Definition: Common stock is a form of corporate equity ownership, a type of security. The terms “voting share” or “ordinary share” are also used in other parts of the world; common stock being primarily used in the United States. It is called “common” to distinguish it from preferred stock. Common stock usually carries with it the right to vote on certain matters, such as electing the board of directors. However, a company can have both a “voting” and “non-voting” class of common stock.
Further Explanation: If the company goes bankrupt, the common stockholders will not receive their money until the creditors and preferred shareholders have received their respective share of the leftover assets. This makes common stock riskier than debt or preferred shares.
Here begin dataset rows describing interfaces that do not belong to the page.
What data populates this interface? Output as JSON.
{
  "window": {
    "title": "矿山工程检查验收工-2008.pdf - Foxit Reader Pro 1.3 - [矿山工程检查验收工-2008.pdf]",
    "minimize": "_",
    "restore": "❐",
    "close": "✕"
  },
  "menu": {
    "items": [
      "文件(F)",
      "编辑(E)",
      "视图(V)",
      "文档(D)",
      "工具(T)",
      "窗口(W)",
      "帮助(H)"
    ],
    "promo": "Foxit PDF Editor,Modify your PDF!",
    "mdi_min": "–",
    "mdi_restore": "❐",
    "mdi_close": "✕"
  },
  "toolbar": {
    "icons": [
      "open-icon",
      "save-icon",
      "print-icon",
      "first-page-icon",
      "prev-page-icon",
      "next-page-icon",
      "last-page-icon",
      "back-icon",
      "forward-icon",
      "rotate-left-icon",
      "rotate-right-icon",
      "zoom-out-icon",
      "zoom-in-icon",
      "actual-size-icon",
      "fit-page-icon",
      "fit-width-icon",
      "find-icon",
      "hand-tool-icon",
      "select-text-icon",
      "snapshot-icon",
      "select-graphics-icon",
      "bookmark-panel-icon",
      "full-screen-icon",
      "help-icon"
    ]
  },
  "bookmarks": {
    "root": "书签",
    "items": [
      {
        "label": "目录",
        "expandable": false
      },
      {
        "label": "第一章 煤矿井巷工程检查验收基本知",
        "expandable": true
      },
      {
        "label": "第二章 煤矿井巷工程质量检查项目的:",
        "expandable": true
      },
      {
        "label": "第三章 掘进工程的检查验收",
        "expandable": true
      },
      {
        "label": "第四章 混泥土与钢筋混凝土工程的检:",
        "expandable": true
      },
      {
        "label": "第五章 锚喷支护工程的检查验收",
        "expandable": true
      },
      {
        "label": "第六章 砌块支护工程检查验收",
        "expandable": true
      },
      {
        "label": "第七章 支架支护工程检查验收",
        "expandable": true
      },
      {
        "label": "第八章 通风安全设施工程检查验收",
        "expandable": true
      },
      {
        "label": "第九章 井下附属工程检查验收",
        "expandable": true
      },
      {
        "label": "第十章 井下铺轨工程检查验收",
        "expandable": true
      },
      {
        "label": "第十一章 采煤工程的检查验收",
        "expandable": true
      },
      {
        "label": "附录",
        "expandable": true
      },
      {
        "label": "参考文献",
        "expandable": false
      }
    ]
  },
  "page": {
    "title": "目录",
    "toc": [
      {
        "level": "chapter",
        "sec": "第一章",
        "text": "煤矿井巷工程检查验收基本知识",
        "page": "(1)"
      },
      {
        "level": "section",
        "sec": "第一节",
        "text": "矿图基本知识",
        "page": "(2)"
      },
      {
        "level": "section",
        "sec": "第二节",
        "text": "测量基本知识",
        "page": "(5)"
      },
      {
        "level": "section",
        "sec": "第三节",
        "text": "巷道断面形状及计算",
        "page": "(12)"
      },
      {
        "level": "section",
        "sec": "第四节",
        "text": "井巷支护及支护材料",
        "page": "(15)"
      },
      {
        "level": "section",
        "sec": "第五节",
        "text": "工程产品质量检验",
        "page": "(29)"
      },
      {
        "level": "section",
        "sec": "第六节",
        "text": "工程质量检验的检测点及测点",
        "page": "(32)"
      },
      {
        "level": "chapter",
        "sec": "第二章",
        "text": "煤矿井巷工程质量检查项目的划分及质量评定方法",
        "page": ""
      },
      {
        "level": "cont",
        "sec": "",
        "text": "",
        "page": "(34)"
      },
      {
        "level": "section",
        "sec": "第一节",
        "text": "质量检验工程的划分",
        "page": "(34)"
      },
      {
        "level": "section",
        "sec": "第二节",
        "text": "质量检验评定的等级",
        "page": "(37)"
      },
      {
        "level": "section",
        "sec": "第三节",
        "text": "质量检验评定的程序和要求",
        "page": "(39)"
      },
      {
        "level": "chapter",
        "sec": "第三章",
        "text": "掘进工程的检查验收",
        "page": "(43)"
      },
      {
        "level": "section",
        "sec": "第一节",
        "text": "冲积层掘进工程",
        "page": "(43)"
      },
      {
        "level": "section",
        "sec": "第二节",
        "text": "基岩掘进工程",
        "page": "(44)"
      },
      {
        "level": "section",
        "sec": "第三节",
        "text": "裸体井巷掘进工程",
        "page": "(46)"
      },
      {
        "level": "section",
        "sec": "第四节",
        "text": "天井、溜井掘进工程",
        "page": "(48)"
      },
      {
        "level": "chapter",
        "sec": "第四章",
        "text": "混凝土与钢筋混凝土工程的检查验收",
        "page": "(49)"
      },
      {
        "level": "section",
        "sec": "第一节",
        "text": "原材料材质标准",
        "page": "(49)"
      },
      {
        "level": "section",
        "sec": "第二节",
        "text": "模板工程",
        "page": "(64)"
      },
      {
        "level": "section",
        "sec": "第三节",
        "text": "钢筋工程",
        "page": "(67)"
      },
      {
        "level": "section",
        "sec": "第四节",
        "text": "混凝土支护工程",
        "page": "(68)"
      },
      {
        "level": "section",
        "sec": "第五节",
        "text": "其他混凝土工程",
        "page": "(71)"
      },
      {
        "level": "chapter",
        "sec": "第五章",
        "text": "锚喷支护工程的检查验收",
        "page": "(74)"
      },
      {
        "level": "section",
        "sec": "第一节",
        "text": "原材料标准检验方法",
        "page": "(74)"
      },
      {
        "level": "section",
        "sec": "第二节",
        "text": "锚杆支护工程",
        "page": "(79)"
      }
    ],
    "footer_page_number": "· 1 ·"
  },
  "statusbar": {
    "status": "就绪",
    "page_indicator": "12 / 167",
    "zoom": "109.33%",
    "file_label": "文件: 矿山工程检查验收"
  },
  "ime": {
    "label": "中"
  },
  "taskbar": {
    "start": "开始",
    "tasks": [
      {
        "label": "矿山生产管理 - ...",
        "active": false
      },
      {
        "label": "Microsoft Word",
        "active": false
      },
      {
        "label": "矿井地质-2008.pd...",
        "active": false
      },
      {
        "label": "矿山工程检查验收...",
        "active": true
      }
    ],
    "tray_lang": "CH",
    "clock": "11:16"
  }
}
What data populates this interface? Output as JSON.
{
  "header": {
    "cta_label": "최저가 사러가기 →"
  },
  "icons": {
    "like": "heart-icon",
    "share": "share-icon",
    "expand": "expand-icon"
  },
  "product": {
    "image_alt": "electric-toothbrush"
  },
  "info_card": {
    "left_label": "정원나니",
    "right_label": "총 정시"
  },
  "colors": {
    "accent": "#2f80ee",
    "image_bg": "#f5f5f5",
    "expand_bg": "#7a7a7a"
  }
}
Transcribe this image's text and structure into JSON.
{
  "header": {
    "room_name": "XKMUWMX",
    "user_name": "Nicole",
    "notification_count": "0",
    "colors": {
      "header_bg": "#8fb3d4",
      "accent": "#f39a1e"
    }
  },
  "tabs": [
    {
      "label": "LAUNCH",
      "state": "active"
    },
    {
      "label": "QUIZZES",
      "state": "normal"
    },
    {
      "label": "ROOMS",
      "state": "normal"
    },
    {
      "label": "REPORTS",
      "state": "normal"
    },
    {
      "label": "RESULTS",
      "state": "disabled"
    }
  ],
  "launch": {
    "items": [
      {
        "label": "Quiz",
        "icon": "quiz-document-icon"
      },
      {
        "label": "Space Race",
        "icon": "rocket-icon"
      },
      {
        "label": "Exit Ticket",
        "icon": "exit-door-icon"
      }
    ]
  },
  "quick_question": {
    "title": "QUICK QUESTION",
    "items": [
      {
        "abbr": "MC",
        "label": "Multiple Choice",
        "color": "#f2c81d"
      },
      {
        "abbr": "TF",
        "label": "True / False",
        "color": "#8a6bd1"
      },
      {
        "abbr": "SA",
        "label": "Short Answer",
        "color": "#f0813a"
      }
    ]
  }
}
The upside to common shares is that they usually outperform bonds and preferred shares in the long run.